# WHAT NEEDS TO BE DONE:
Check each line of the entries for the string "correct". Report only how many lines have it.
*** SOURCE MATERIAL ***
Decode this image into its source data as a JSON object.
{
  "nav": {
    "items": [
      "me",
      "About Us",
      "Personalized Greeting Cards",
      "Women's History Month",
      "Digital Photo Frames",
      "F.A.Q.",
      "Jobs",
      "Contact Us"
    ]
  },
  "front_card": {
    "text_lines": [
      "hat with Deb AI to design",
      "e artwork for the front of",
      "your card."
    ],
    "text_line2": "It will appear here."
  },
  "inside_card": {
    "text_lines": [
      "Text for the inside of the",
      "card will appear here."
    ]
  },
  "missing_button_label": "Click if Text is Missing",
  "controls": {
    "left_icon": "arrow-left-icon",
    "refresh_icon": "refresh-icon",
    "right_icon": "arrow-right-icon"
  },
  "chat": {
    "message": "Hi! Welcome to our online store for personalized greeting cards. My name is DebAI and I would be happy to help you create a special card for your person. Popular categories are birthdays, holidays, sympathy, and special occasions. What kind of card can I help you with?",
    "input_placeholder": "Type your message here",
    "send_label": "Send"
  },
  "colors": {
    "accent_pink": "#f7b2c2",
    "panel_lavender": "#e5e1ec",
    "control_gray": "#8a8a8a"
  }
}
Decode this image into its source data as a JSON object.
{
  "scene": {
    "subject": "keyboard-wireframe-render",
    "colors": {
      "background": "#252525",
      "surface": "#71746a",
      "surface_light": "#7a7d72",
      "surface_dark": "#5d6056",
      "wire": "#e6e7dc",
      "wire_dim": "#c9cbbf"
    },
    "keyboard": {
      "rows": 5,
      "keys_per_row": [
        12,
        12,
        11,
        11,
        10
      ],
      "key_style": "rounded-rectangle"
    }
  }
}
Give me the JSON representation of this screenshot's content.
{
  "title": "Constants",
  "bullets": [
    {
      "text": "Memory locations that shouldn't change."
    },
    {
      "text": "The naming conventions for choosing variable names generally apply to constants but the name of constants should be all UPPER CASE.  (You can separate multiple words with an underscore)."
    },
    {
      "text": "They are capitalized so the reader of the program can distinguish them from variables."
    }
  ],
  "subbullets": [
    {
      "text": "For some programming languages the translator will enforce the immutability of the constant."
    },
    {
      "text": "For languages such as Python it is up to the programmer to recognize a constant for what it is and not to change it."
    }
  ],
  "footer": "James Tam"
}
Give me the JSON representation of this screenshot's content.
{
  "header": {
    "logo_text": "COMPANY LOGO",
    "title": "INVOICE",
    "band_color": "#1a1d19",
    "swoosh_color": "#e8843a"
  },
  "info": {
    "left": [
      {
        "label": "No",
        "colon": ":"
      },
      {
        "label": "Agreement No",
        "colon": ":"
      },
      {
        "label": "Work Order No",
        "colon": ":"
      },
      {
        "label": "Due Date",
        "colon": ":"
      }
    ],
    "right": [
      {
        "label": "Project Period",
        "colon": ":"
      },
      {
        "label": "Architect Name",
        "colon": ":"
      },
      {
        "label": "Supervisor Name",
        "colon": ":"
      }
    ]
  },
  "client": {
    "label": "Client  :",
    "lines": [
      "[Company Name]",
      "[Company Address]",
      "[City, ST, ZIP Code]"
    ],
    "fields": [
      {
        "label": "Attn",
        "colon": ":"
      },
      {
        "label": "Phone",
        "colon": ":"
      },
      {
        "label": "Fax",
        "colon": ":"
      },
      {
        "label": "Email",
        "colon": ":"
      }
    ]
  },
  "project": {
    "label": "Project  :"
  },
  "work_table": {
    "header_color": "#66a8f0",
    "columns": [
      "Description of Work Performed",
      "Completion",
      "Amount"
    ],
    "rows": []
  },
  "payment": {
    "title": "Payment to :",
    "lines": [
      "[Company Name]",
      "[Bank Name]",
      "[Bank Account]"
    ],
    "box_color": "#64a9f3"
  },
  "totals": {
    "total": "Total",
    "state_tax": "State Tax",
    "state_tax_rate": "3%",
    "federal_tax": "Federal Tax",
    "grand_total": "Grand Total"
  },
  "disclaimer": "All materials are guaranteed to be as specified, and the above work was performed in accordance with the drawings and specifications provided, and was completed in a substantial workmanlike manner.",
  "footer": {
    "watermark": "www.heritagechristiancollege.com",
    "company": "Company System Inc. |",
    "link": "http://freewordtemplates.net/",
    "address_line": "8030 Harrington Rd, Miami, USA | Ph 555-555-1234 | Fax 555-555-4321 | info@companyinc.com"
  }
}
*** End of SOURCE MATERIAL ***
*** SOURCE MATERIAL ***
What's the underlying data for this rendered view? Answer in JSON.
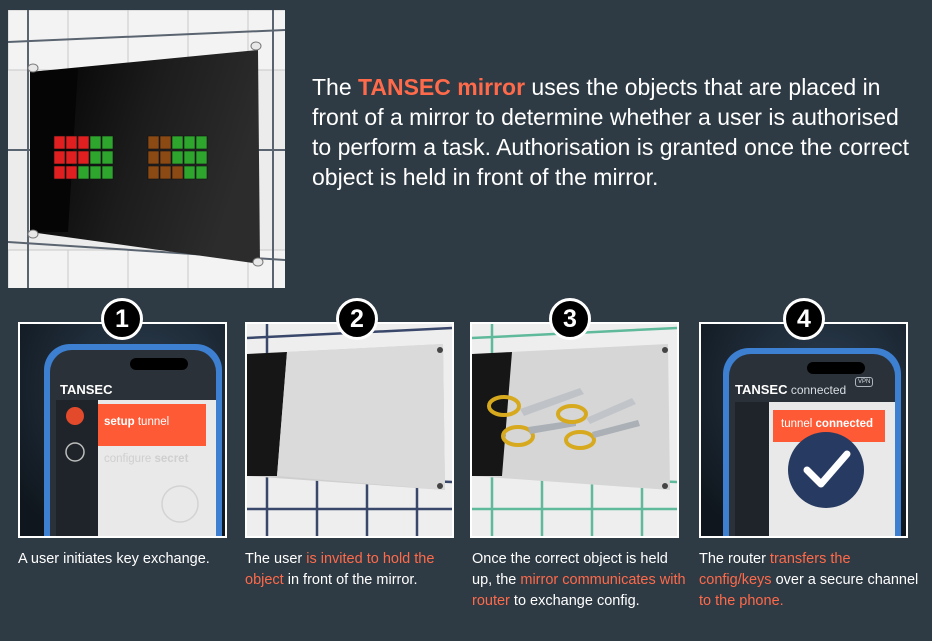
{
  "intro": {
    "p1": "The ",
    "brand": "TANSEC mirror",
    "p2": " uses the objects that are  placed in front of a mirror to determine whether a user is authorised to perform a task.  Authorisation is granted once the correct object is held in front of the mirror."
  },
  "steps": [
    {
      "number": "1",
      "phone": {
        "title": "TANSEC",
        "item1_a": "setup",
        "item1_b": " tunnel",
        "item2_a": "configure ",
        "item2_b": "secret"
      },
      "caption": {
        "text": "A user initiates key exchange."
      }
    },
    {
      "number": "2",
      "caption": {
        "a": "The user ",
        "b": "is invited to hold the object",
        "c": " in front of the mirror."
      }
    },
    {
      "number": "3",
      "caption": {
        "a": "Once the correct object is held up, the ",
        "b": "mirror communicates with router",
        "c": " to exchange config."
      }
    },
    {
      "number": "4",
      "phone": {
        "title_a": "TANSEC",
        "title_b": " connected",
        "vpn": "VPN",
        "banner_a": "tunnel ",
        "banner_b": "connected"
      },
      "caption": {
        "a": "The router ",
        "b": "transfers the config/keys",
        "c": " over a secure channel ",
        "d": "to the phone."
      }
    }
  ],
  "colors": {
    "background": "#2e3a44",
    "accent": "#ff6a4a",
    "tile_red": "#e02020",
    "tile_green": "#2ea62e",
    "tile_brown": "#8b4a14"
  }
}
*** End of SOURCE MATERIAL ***
# EXERCISE RESULT:
2